> **WORK INSTRUCTIONS**: Some lines in the listing below may include the string "agenda". How many are there? Give only the number.
#### INPUT FOR THIS TASK ####
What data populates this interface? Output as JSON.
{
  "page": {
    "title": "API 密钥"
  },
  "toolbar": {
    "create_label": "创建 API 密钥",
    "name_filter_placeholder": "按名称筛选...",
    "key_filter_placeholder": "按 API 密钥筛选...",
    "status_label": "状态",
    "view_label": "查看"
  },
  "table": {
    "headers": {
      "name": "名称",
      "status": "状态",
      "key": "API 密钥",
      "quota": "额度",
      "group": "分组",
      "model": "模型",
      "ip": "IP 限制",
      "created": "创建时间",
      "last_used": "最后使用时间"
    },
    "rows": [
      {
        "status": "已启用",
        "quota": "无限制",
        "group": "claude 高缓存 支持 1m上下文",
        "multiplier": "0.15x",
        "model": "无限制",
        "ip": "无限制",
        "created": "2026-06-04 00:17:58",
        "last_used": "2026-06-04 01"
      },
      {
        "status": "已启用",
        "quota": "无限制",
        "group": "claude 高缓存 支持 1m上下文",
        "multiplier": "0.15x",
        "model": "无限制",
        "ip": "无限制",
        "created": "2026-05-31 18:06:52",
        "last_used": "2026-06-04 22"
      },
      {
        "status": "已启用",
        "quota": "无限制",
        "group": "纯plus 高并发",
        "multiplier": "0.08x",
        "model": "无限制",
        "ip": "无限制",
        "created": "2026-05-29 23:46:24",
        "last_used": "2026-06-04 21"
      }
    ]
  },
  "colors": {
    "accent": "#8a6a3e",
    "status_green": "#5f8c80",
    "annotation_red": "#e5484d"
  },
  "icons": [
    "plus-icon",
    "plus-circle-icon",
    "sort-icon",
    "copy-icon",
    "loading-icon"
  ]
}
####
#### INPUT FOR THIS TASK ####
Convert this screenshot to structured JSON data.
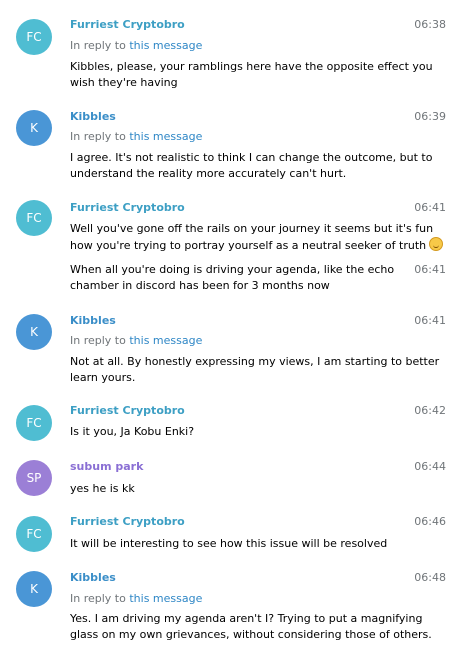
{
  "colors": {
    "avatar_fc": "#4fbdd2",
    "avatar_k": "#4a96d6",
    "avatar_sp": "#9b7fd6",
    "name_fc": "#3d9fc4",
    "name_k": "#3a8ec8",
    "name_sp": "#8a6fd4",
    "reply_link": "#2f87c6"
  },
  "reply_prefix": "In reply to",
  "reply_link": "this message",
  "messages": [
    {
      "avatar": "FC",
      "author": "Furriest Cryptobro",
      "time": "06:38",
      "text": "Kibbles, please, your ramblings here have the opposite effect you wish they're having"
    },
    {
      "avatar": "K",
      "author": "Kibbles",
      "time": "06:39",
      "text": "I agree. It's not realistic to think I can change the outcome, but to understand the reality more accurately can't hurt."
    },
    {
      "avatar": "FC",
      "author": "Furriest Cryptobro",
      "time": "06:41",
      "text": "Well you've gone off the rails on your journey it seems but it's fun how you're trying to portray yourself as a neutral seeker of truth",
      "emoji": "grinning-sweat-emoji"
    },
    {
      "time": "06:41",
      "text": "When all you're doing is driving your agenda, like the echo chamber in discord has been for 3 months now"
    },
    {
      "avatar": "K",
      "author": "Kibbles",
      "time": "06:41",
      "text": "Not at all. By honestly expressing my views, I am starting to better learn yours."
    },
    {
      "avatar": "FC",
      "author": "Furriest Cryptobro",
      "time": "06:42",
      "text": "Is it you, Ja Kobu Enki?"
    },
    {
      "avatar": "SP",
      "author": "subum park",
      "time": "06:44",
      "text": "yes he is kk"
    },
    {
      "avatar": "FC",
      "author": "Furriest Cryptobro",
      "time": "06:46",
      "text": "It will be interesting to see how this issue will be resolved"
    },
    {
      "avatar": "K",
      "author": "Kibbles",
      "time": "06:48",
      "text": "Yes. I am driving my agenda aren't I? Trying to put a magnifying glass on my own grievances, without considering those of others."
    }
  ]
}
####
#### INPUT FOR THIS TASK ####
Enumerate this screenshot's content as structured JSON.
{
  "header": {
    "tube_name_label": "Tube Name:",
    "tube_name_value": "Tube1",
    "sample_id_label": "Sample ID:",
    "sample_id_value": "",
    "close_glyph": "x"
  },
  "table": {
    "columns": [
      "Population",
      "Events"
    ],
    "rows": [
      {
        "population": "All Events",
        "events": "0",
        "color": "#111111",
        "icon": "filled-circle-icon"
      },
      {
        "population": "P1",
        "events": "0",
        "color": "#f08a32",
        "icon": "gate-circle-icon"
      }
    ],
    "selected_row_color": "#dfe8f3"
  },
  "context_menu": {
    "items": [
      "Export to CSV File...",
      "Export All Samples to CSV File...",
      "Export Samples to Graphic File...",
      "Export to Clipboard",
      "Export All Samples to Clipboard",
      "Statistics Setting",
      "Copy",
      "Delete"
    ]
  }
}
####
> **EXERCISE RESULT**: 2